At the national level, the Trialogue approach creates a three-way dialogue between scientists, policymakers and practitioners, including indigenous peoples and local communities, farmers, businesses, civil society and NGOs.
About National Trialogues
Harnessing innovative facilitation techniques, the Trialogue creates a space for knowledge holders and stakeholders with a diverse set of expertise and experience – and who do not commonly communicate or collaborate – to join forces in addressing biodiversity and ecosystem services issues.
The Trialogue enables knowledge-sharing, conflict management and joint decision-making. It is a gender-responsive and inclusive approach, fostering a constructive dialogue between, within and among stakeholder groups, including science, policy and practice but also the private sector, non-governmental organizations, and indigenous and local knowledge holders.
Understanding and integrating local knowledge is particularly critical in order to:
- Understand the impacts and trade-offs of different policy recommendations in terms of their impact and appropriateness for the different local contexts
- Ensure that the proposed actions are fair, feasible, appropriate and achievable
- Engage local champions to support new approaches
The Trialogue in National Ecosystem Assessments
In the context of national ecosystem assessments, effective decision-making for the sustainable use of biodiversity and ecosystem services requires cooperation between different stakeholders with complex power and interest dynamics.
The Trialogue encourages the identification, analysis and development of approaches to address the patterns that can either hinder or provide opportunities for collaboration between stakeholders involved in a national ecosystem assessment.
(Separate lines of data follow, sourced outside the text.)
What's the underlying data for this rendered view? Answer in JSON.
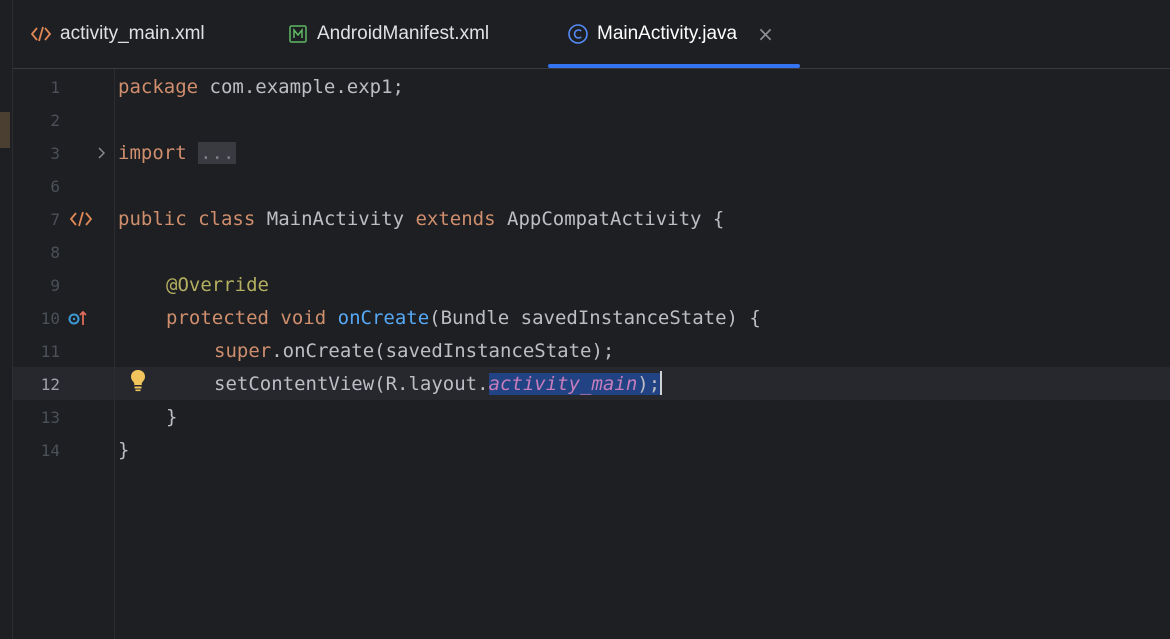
{
  "tabs": [
    {
      "label": "activity_main.xml",
      "icon": "xml-code-icon",
      "active": false
    },
    {
      "label": "AndroidManifest.xml",
      "icon": "manifest-icon",
      "active": false
    },
    {
      "label": "MainActivity.java",
      "icon": "class-icon",
      "active": true,
      "close_glyph": "×"
    }
  ],
  "colors": {
    "background": "#1e1f22",
    "keyword": "#cf8e6d",
    "function": "#56a8f5",
    "annotation": "#b3ae60",
    "field": "#c77dbb",
    "text": "#bcbec4",
    "tab_accent": "#3574f0",
    "selection": "#214283"
  },
  "editor": {
    "line_numbers": [
      "1",
      "2",
      "3",
      "6",
      "7",
      "8",
      "9",
      "10",
      "11",
      "12",
      "13",
      "14"
    ],
    "current_line": "12",
    "code": {
      "l1_kw": "package",
      "l1_rest": " com.example.exp1;",
      "l3_kw": "import",
      "l3_fold": "...",
      "l7_kw1": "public",
      "l7_kw2": "class",
      "l7_name": "MainActivity",
      "l7_kw3": "extends",
      "l7_rest": "AppCompatActivity {",
      "l9_ann": "@Override",
      "l10_kw1": "protected",
      "l10_kw2": "void",
      "l10_fn": "onCreate",
      "l10_rest": "(Bundle savedInstanceState) {",
      "l11_kw": "super",
      "l11_rest": ".onCreate(savedInstanceState);",
      "l12_pre": "setContentView(R.layout.",
      "l12_field": "activity_main",
      "l12_post": ");",
      "l13": "}",
      "l14": "}"
    },
    "gutter_icons": {
      "line3": "fold-chevron-icon",
      "line7": "code-tag-icon",
      "line10": "override-method-icon",
      "line12": "lightbulb-icon"
    }
  }
}
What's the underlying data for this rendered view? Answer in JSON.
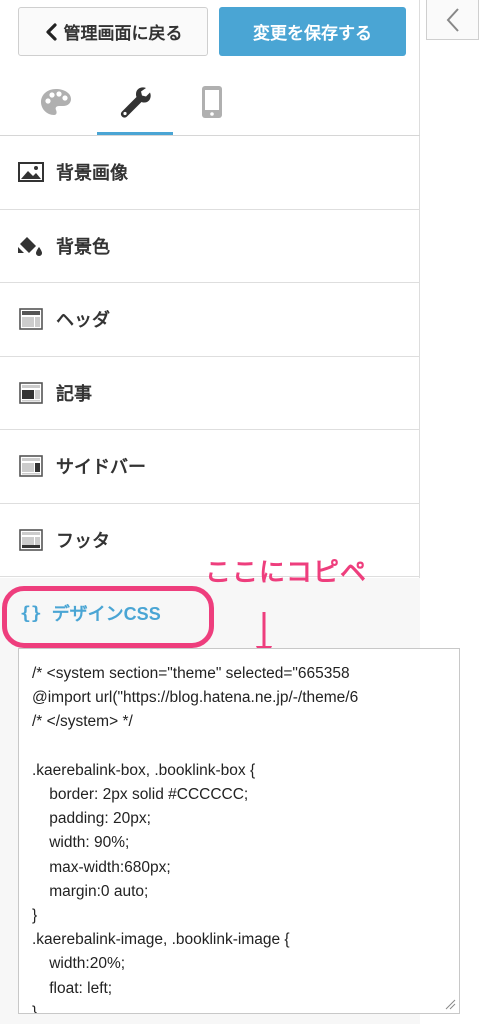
{
  "header": {
    "back_label": "管理画面に戻る",
    "save_label": "変更を保存する",
    "back_icon": "chevron-left-icon",
    "collapse_icon": "chevron-left-icon"
  },
  "tabs": [
    {
      "name": "design",
      "icon": "palette-icon",
      "active": false
    },
    {
      "name": "customize",
      "icon": "wrench-icon",
      "active": true
    },
    {
      "name": "smartphone",
      "icon": "smartphone-icon",
      "active": false
    }
  ],
  "menu": {
    "items": [
      {
        "label": "背景画像",
        "icon": "image-icon"
      },
      {
        "label": "背景色",
        "icon": "paint-bucket-icon"
      },
      {
        "label": "ヘッダ",
        "icon": "header-layout-icon"
      },
      {
        "label": "記事",
        "icon": "article-layout-icon"
      },
      {
        "label": "サイドバー",
        "icon": "sidebar-layout-icon"
      },
      {
        "label": "フッタ",
        "icon": "footer-layout-icon"
      }
    ]
  },
  "css_section": {
    "braces": "{}",
    "title": "デザインCSS",
    "annotation": "ここにコピペ",
    "code": "/* <system section=\"theme\" selected=\"665358\n@import url(\"https://blog.hatena.ne.jp/-/theme/6\n/* </system> */\n\n.kaerebalink-box, .booklink-box {\n    border: 2px solid #CCCCCC;\n    padding: 20px;\n    width: 90%;\n    max-width:680px;\n    margin:0 auto;\n}\n.kaerebalink-image, .booklink-image {\n    width:20%;\n    float: left;\n}"
  },
  "colors": {
    "accent": "#4aa5d4",
    "annotation": "#ee3e7d"
  }
}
Learn about past Trialogues, including the regions and themes covered and the outcomes.
Location: Hanoi, Viet Nam